The sole American franchise in the Canadian Women’s Hockey League has plummeted from the pinnacle of the standings over the past few seasons. The team has been plagued with various deficiencies and difficulties on the ice, but the most obvious challenge the team has faced is the most fundamental one — Boston cannot score.

Perhaps more worrisome is the Blades’ particular inability to score at even strength. Thanks to the excellent work of Mike Murphy, we are able to analyze the strengths and weaknesses of CWHL teams with more nuance and clearer context in the 2017-18 season. Excluding Lauren Dahm’s herculean efforts in net, the only area that Boston rose to the level of their competition is in their power play success.

Boston’s powerplay was one of their few bright spots in the 2017-2018 season.
Mike Murphy

The Blades’ 17 percent power play was third best in the CWHL, yet they scored the fewest goals of any team in the league and accrued only one win all season. The team’s failure cannot be attributed to a lack of opportunity in their specialty. Boston was awarded 106 power plays in the 2017-18 regular season. Although only Kunlun Red Star had fewer power play chances than Boston, the league average of 109 power play opportunities per team highlights that the disparity is negligible if important at all.

As noted by Murphy in his CWHL statistics article, “When the power play didn’t deliver, the Blades had little chance of winning games — 43.9 percent of Boston’s goals came on the power play.” Boston’s 1.46 goals per game was worst among teams in the CWHL. If you remove power play goals from their total, the Blades averaged 0.82 even-strength goals per game over the course of 28 games in the 2017-18 season.

This unequivocal reliance on the power play to produce offense is not a recipe for success. Despite their relative success with the skater advantage, the Boston Blades were held to two or fewer goals in 24 of 28 games, including being shut out seven times. The team played as many games in which none of their goals were scored on the power play as games in which all of their goals came with the skater advantage — five games each.

The power play was an oasis in the desert for Boston’s top scorers. Unfortunately, the increased production was more a mere mirage than a respite from their famine. Leading scorer Kate Leary scored 10 of her 16 points on the power play. Following suit, Meghan Grieves tallied nine of her 14 points with the skater advantage and Melissa Bizzari cemented the trend with five power play points and a shorthanded goal comprising her 12 total points. In fact, no player scored more than six even strength points all season for Boston. For comparison, Montreal forward Sarah Lefort scored five even-strength points in a single game against Vanke on January 28.

62.5% of Boston’s leading scorer Kate Leary’s points came on the powerplay.
Michelle Jay

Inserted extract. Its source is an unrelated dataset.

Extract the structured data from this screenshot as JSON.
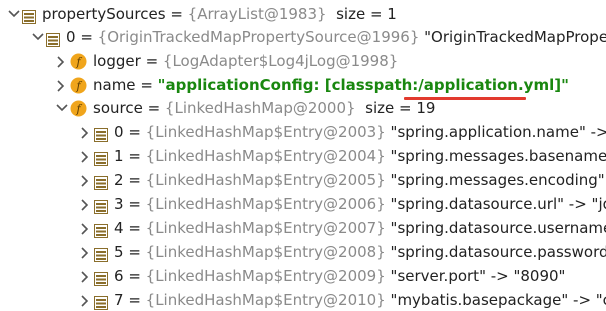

If the Blades hope to climb out of the basement and return to the winning ways of their past they need to find ways to consistently score at even strength. Only 19 percent of Boston’s goals came on the power play in 2014-15, the team’s Clarkson Cup-winning season. Since then, their precipitous decline has been accompanied by 39 percent of goals in 2015-16 and 34 percent of goals in 2016-17 relying on the power play. This year’s total of 44 percent continued the trend of dependency on the power play for a team that has scored only 91 goals in its past 76 games.

The top two teams of the 2017-18 regular season fall in line with this pattern. Montreal led the CWHL with 116 power plays and finished with 22 percent of their 117 total goals scored with the extra skater. Conversely, Kunlun’s 93 power play chances ranked last in the league and 21 percent of their 96 goals were tallied on the power play. Clarkson Cup champion Markham only scored 18.5 percent of their 81 regular season goals on the power play. These teams were all successful at finding offense at even strength instead of needing their special teams to carry them.

The Boston Blades have proven that a potent power play is not the key to victory. It will not make a bad team a good team. Seasons are too long, power plays are too fleeting, and hockey is too fickle of a sport to allow such situations to persevere. Boston’s reliance on their power play is both a cause and a symptom of their offensive woes which must be alleviated if we are to see the Blades return to the top of the CWHL.